The Engineering a Safer World Competition will bring together diverse multidisciplinary teams of graduate and undergraduate students from different disciplines to tackle system safety problems for accident and injury prevention. The competition aims to recognize and celebrate safety advances. It is based on the deep belief that multi-disciplinary collaboration on accident prevention and safety issues can be exciting and meaningful, and that students can make a real difference in advancing safety and reducing the burden of injuries.
New analyses, insights, and creative solutions are sought for the accident and injury prevention themes in the competition, and they will be evaluated by a panel of experts based on their potential to meaningfully inform and advance solutions to these safety problems.
The importance of multidisciplinary approaches to safety and accident prevention
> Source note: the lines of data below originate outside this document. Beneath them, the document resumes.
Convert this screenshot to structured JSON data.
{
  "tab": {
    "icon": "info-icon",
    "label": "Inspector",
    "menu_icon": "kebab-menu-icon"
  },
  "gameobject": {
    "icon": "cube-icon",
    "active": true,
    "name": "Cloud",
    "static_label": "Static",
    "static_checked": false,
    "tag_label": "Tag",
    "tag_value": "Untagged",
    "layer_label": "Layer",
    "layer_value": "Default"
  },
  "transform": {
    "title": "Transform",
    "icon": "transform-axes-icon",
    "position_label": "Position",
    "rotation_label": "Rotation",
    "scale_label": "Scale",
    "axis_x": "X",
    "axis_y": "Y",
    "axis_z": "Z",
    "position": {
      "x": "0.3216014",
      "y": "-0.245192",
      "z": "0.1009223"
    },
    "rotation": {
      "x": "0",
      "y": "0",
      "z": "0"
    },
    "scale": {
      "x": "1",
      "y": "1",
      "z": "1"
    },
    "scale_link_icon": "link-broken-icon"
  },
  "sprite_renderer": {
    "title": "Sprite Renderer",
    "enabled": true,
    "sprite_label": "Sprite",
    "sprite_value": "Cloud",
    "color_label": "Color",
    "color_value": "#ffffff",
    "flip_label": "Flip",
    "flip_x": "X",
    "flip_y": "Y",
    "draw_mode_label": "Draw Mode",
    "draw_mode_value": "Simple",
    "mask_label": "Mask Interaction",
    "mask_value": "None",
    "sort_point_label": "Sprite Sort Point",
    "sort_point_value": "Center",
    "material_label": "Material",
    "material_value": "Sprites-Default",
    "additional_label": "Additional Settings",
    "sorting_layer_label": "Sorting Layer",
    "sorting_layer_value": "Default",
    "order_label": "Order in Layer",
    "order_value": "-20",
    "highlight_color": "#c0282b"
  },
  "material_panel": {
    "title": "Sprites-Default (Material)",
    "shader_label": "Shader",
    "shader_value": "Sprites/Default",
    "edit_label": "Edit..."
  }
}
There are different communities that deal with safety issues and accident prevention: engineers from different academic backgrounds, epidemiologists, public health professionals, behavioral scientists, regulators, educators, and others in the safety value chain. They all share a common safety agenda:
To engineer safer systems, to reduce the burden of injury, and make the word a safer place, in the workplace, during commute, at home, or elsewhere through better design (technical, organizational, regulatory), operation, and education.
Having opportunities for dialog and collaboration between the different communities that deal with accident and injury prevention issues can be significantly effective in advancing this common safety agenda. The competition is meant to be one such opportunity for students. The following advantages are recognized:
- A multidisciplinary dialog between different communities will enrich the safety perspectives of everyone.
- A multidisciplinary team tackling accident and injury prevention problems will generate deeper insights into a safety problem, a broader set of candidate solutions, and more effective safety interventions than “monolithic” groups.
The competition recognizes the central role of college students from all backgrounds and education in the safety value chain. It is based, as noted previously, on the deep belief that multi-disciplinary collaboration on accident prevention and safety issues can be exciting and meaningful, and that students can make a real difference in advancing this shared safety agenda.